--- Dataset Enclosed Below ---

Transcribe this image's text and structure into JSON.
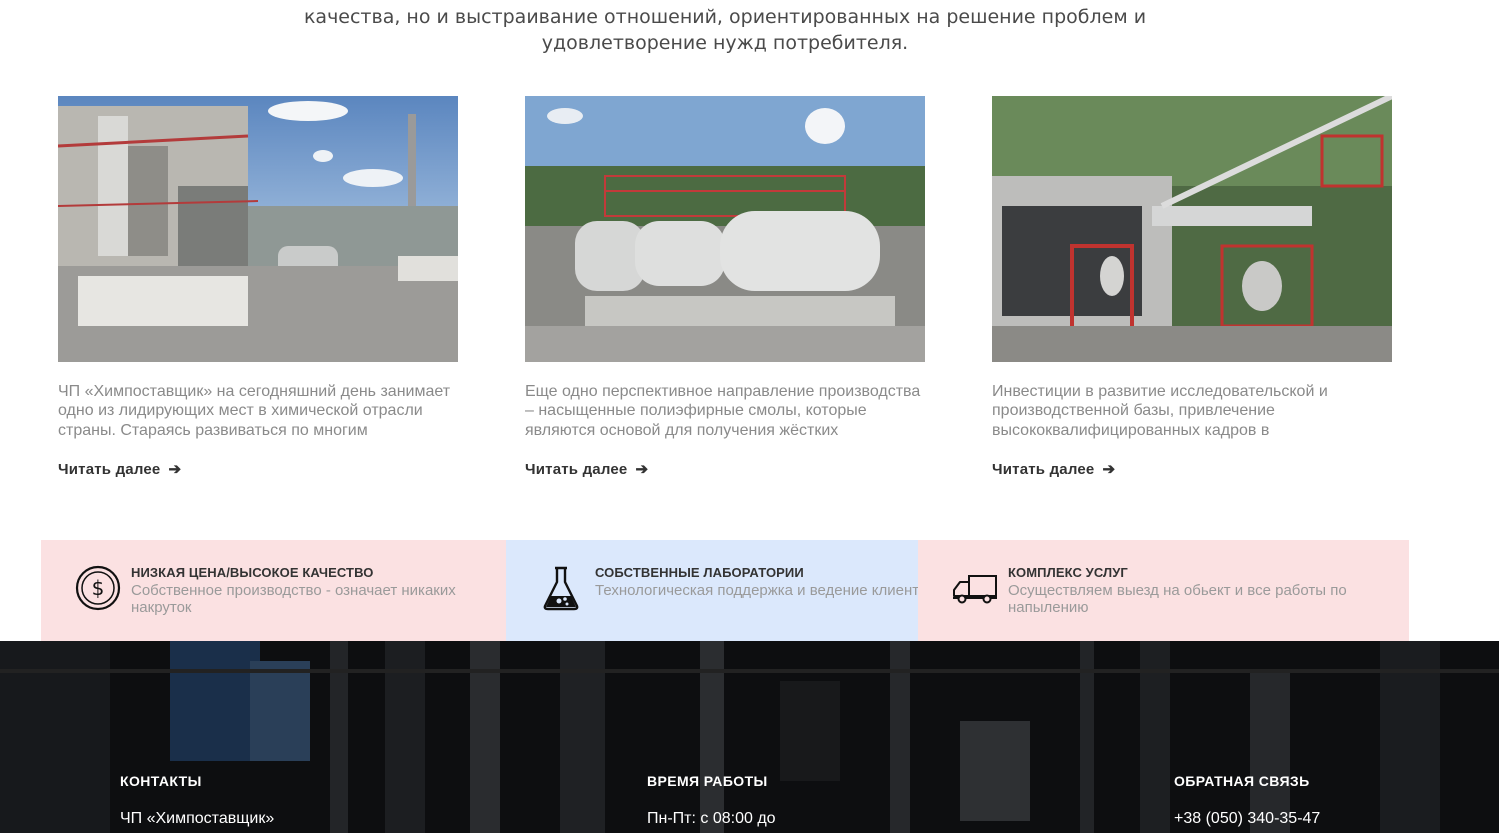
{
  "intro": {
    "line1": "качества, но и выстраивание отношений, ориентированных на решение проблем и",
    "line2": "удовлетворение нужд потребителя."
  },
  "cards": [
    {
      "text": "ЧП «Химпоставщик» на сегодняшний день занимает одно из лидирующих мест в химической отрасли страны. Стараясь развиваться по многим",
      "more_label": "Читать далее"
    },
    {
      "text": "Еще одно перспективное направление производства – насыщенные полиэфирные смолы, которые являются основой для получения жёстких",
      "more_label": "Читать далее"
    },
    {
      "text": "Инвестиции в развитие исследовательской и производственной базы, привлечение высококвалифицированных кадров в",
      "more_label": "Читать далее"
    }
  ],
  "features": [
    {
      "icon": "dollar-coin-icon",
      "title": "НИЗКАЯ ЦЕНА/ВЫСОКОЕ КАЧЕСТВО",
      "desc": "Собственное производство - означает никаких накруток",
      "bg": "#fbe1e2"
    },
    {
      "icon": "lab-flask-icon",
      "title": "СОБСТВЕННЫЕ ЛАБОРАТОРИИ",
      "desc": "Технологическая поддержка и ведение клиента",
      "bg": "#dbe8fc"
    },
    {
      "icon": "delivery-truck-icon",
      "title": "КОМПЛЕКС УСЛУГ",
      "desc": "Осуществляем выезд на обьект и все работы по напылению",
      "bg": "#fbe1e2"
    }
  ],
  "footer": {
    "contacts_title": "КОНТАКТЫ",
    "contacts_value": "ЧП «Химпоставщик»",
    "hours_title": "ВРЕМЯ РАБОТЫ",
    "hours_value": "Пн-Пт: с 08:00 до",
    "feedback_title": "ОБРАТНАЯ СВЯЗЬ",
    "feedback_value": "+38 (050) 340-35-47"
  }
}
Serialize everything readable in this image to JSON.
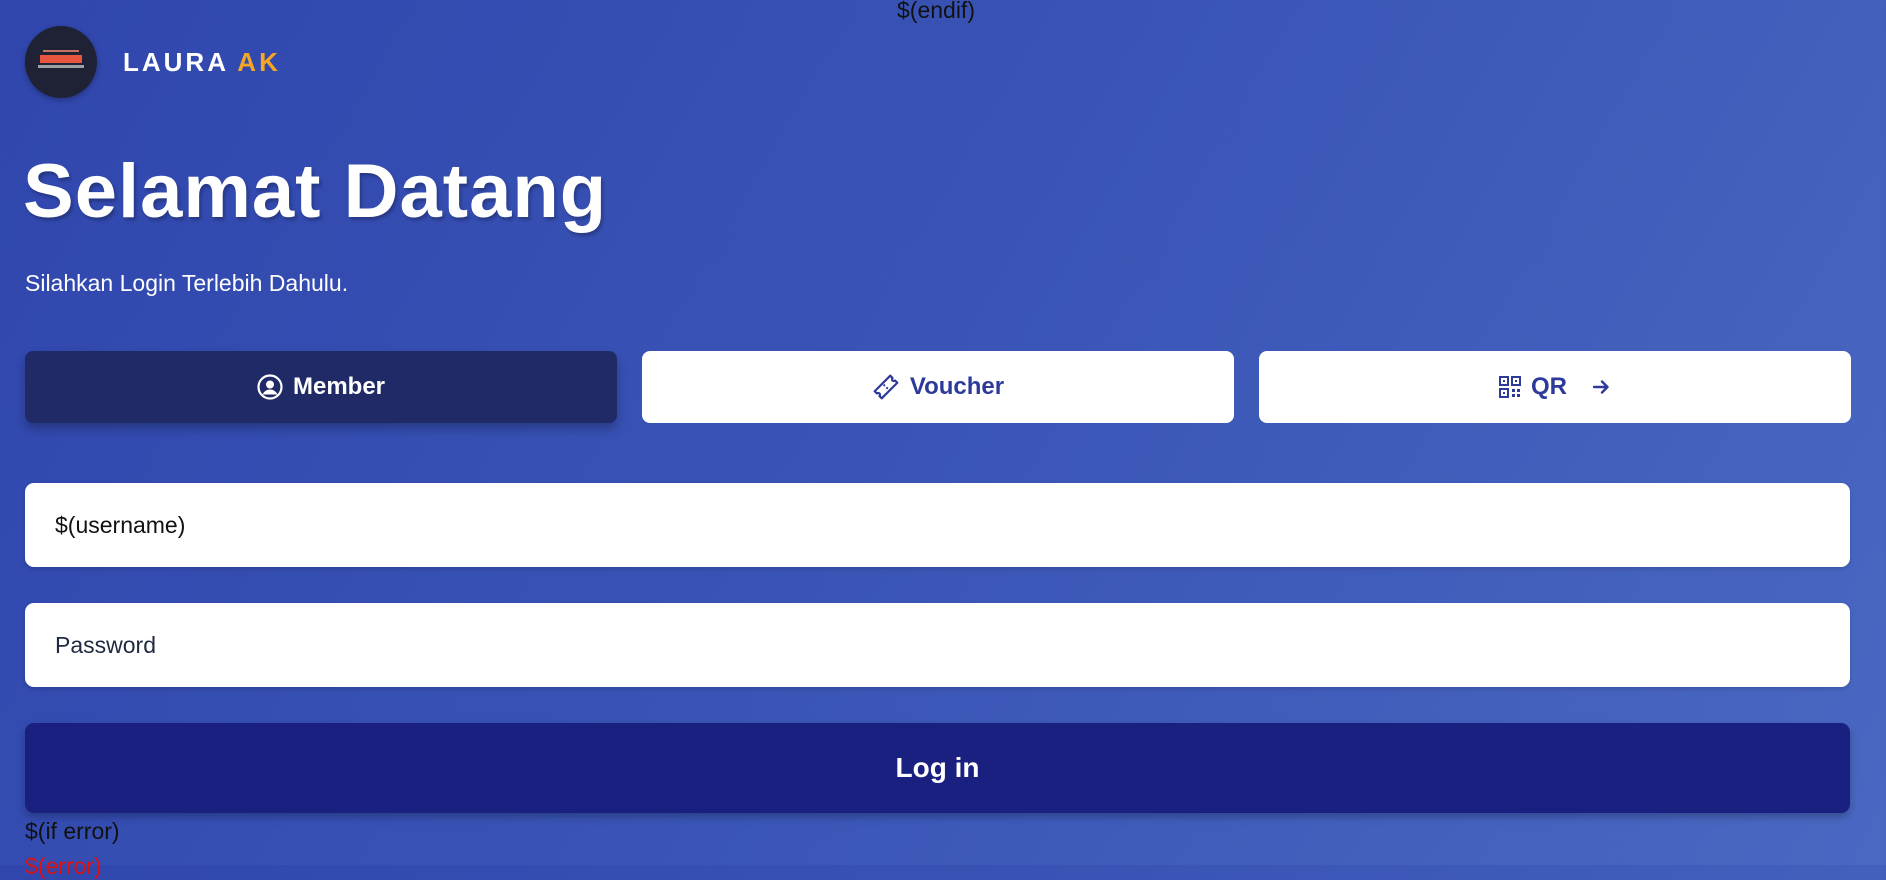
{
  "template_tags": {
    "endif_top": "$(endif)",
    "if_error": "$(if error)",
    "error_value": "$(error)"
  },
  "brand": {
    "name_part1": "LAURA",
    "name_part2": "AK",
    "logo_icon": "hotspot-logo"
  },
  "hero": {
    "title": "Selamat Datang",
    "subtitle": "Silahkan Login Terlebih Dahulu."
  },
  "tabs": [
    {
      "label": "Member",
      "icon": "user-circle-icon",
      "active": true
    },
    {
      "label": "Voucher",
      "icon": "ticket-icon",
      "active": false
    },
    {
      "label": "QR",
      "icon": "qr-code-icon",
      "active": false,
      "trailing_icon": "arrow-right-icon"
    }
  ],
  "form": {
    "username_value": "$(username)",
    "password_placeholder": "Password",
    "login_label": "Log in"
  },
  "colors": {
    "background": "#3a55b6",
    "active_tab": "#1f2a66",
    "login_button": "#1a2080",
    "brand_accent": "#f5a623",
    "tab_text": "#2d3a9a"
  }
}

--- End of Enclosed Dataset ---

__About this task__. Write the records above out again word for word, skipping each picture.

__Result below__.
Transcribe this image's text and structure into JSON.
{
  "intro": {
    "line1": "качества, но и выстраивание отношений, ориентированных на решение проблем и",
    "line2": "удовлетворение нужд потребителя."
  },
  "cards": [
    {
      "text": "ЧП «Химпоставщик» на сегодняшний день занимает одно из лидирующих мест в химической отрасли страны. Стараясь развиваться по многим",
      "more_label": "Читать далее"
    },
    {
      "text": "Еще одно перспективное направление производства – насыщенные полиэфирные смолы, которые являются основой для получения жёстких",
      "more_label": "Читать далее"
    },
    {
      "text": "Инвестиции в развитие исследовательской и производственной базы, привлечение высококвалифицированных кадров в",
      "more_label": "Читать далее"
    }
  ],
  "features": [
    {
      "icon": "dollar-coin-icon",
      "title": "НИЗКАЯ ЦЕНА/ВЫСОКОЕ КАЧЕСТВО",
      "desc": "Собственное производство - означает никаких накруток",
      "bg": "#fbe1e2"
    },
    {
      "icon": "lab-flask-icon",
      "title": "СОБСТВЕННЫЕ ЛАБОРАТОРИИ",
      "desc": "Технологическая поддержка и ведение клиента",
      "bg": "#dbe8fc"
    },
    {
      "icon": "delivery-truck-icon",
      "title": "КОМПЛЕКС УСЛУГ",
      "desc": "Осуществляем выезд на обьект и все работы по напылению",
      "bg": "#fbe1e2"
    }
  ],
  "footer": {
    "contacts_title": "КОНТАКТЫ",
    "contacts_value": "ЧП «Химпоставщик»",
    "hours_title": "ВРЕМЯ РАБОТЫ",
    "hours_value": "Пн-Пт: с 08:00 до",
    "feedback_title": "ОБРАТНАЯ СВЯЗЬ",
    "feedback_value": "+38 (050) 340-35-47"
  }
}
Serialize everything readable in this image to JSON.
{
  "template_tags": {
    "endif_top": "$(endif)",
    "if_error": "$(if error)",
    "error_value": "$(error)"
  },
  "brand": {
    "name_part1": "LAURA",
    "name_part2": "AK",
    "logo_icon": "hotspot-logo"
  },
  "hero": {
    "title": "Selamat Datang",
    "subtitle": "Silahkan Login Terlebih Dahulu."
  },
  "tabs": [
    {
      "label": "Member",
      "icon": "user-circle-icon",
      "active": true
    },
    {
      "label": "Voucher",
      "icon": "ticket-icon",
      "active": false
    },
    {
      "label": "QR",
      "icon": "qr-code-icon",
      "active": false,
      "trailing_icon": "arrow-right-icon"
    }
  ],
  "form": {
    "username_value": "$(username)",
    "password_placeholder": "Password",
    "login_label": "Log in"
  },
  "colors": {
    "background": "#3a55b6",
    "active_tab": "#1f2a66",
    "login_button": "#1a2080",
    "brand_accent": "#f5a623",
    "tab_text": "#2d3a9a"
  }
}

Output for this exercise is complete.